3. As I wrote in “Follow your Bliss off a Cliff” , one should seek the interface between your skill set and what the Universe wants you to do. For Greenspan, when the phone rang, it was not for his Julliard clarinet playing, it was for his business analysis skills. He was smart enough not to fight it.

4. Learn from those with complementary skills. He allowed Ayn Rand to awaken a thirst for knowledge outside of the realm of pure numbers, clearly learned more of the art of compromise and group leadership from the heavy hitters in the Reagan administration, and may have learned “power networking” strategies from the glittering, brilliant, and highly-connected women in his life, notably Barbara Walters and Andrea Mitchell (his current wife).

5. Like Charlie Munger, much discussed in this blog, Greenspan recognized, and constantly deepened his “circle of competence” . As the consummate “Mr. Inside” he did not attempt to be “Mr. Outside”. No Greenspan talk shows. No Greenspan self-help books. No Greenspan golf tournaments. And thus, precious little conflict of interest . No “going Hollywood” and betraying the inner circle.

6. Another key cornerstone is epitomized in the decision-tree topic of “MiniMax regret”. What that means is, Greenspan would sometimes search for the alternative that might best minimize the most future regret. As the Hippocratic Oath recommends: “first do no harm”. In other words, consider multiple scenarios and don’t just pay attention to the upside. Many broke traders might do well to listen carefully.

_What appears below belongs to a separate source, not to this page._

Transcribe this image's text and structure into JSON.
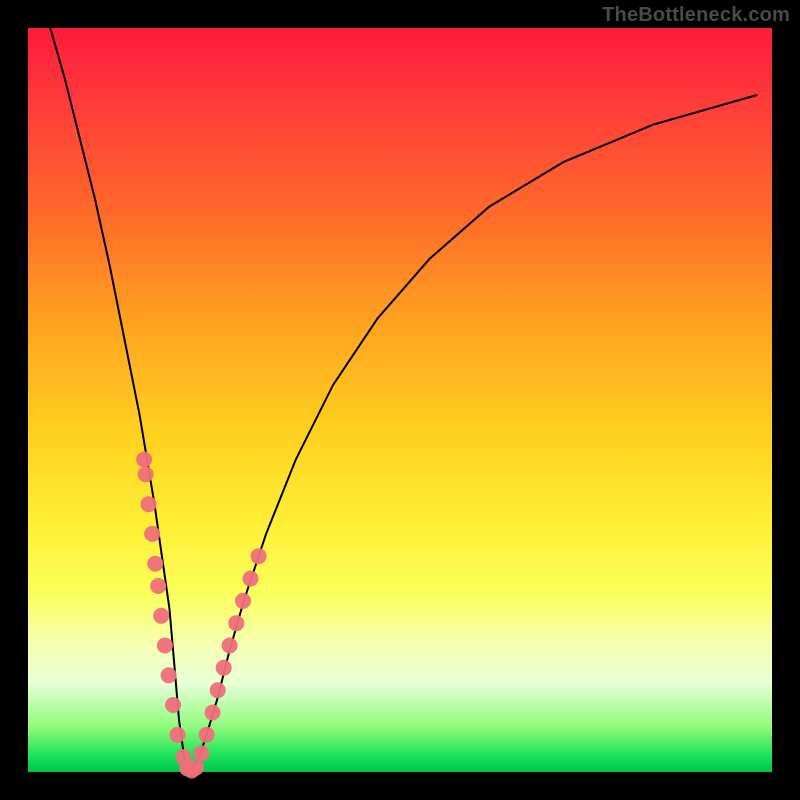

7. Lastly, Greenspan knew how to keep his mouth shut, a technique recommended at least since the time of Benjamin Franklin. Reports from his Ayn Rand days tell of Greenspan’s habitual silence, and he himself mentions that playing cards “close to the vest” is a hallmark of central bankers.

This book is many things. A chronicle of a life. A chronicle of an age. A chronicle of personal, national, and ideological success. It may well end up as one of the most important historical narratives of the second half of the Twentieth Century. We now, all of us, live as kings, taking for granted plentiful food, abundant opportunities for advancement, long life, warmth, technological wizardry and even multiple means of safeguarding our future financial security. We owe all of this abundance to free-market Capitalism, for the Market is indeed a more miraculous than any fabled Genie, Indeed, under Capitalism, our wishes, not limited to the storied three, nay, even three hundred, actually, miraculously, create their own fulfillment.